How has the build for the Kāpiti building been going? When is it opening officially?

Dooley: The Kāpiti build has been a huge project spanning back a number of years – with the local Youth Council getting the ball rolling long before Zeal became involved. As a part of my role, I am project managing the centre build with some help from some key volunteers in Kāpiti. The actual building is shaping up very well, and on track to open at the end of June. The challenge really is finding the right people, and setting up the right programs for the local area.
We are all super excited to finally be able to get into the space that has been a 3 year project here for the Kāpiti team! We have a public open day 7th July 12-4pm (you can bring ya mum), with our first free gig on that night from 7pm (maybe leave mum at home for that bit)!

What are your plans for the new building over the next year?

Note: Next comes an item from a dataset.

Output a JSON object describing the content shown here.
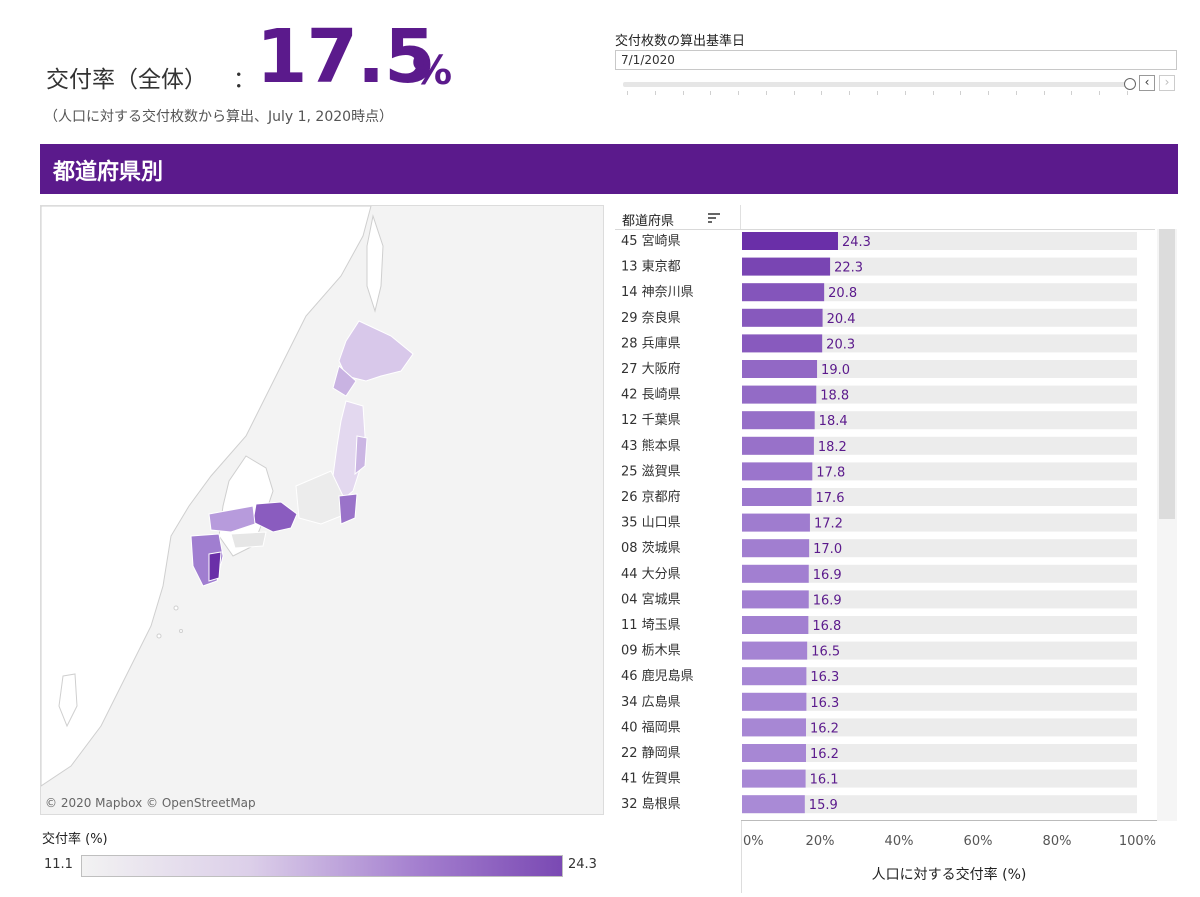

Dooley: Plans for the new building are all hinged around giving young people in Kāpiti a platform and support to pursue their creative passions. On the music side, with some epic talent in the area and some amazing local music schools (House of Sound, AJ Crawshaw Music, Devon Welch Music) there will finally be a top level gig space for under 18s, as well as 2 band rehearsal studios upstairs that won’t bother your neighbours!
The Creative Design Studio in the building will be used for photo and video content editing as well as digital design and anything else computer based. The Creative Workshop at one end of the building aims to give space for any art projects that may get a bit messy. In a nutshell, my job is to make this building come alive with the energy of young people here!

What do you do in your spare time?

Dooley: Spare time… Haven’t had any of that in a while! I try and cram in a gym session where I can, or visit my family (I have a wife and 2 kids somewhere…). Nah – I do really try and keep a good tension in life between work-family-personal time, and although this has been a very busy season, my favourite things to do in spare time often include my kids. In my other spare time I take my gun for a walk in the Tararuas, or daydream about riding motorbikes again.

What are some epic moments you’ve had during your time at Zeal?

Dooley: My favourite epic moments at Zeal are seeing a young person become passionate about something. Often the events we do can seem like the big thing, but it is the behind the scenes work that really changes a young person and sets them up for a better future. I’m currently sitting in my office with Hannah (a 17 year old in our volunteer crew) who is working on our next Musician’s Lounge event. She came along to Zeal through our Gateway Event Management course, and is currently buzzing on planning out future events. My other favourite thing is seeing staff and interns supporting young people and being there in the hard times.

What’s some advice you would pass on to someone wanting to work with youth?

Dooley: If you want to work with youth, be open to learning from them. Listen more than you talk. Be honest with life and the ups and downs that are part of being human. The best thing we can do for a young person is be a stable and positive person in their world. Research shows the difference this makes in the level of resilience they develop. The easy part is anyone can do it, the hard part is being consistent and not giving up!
The last thing I would add is go and study! There are some epic places to learn more about youth development in New Zealand, and this will give you a strong framework for what you do as well as open doors for employment.

Read more from Kāpiti:

Zeal Kāpiti’s newest boys group, named “Phat Chats” by the young people, is redefining what it means to be a man in today’s society.

Zeal has secured almost $1,000,000 of funding to open our newest facility in Kāpiti – continuing our mission of inspiring every young New Zealander through creativity.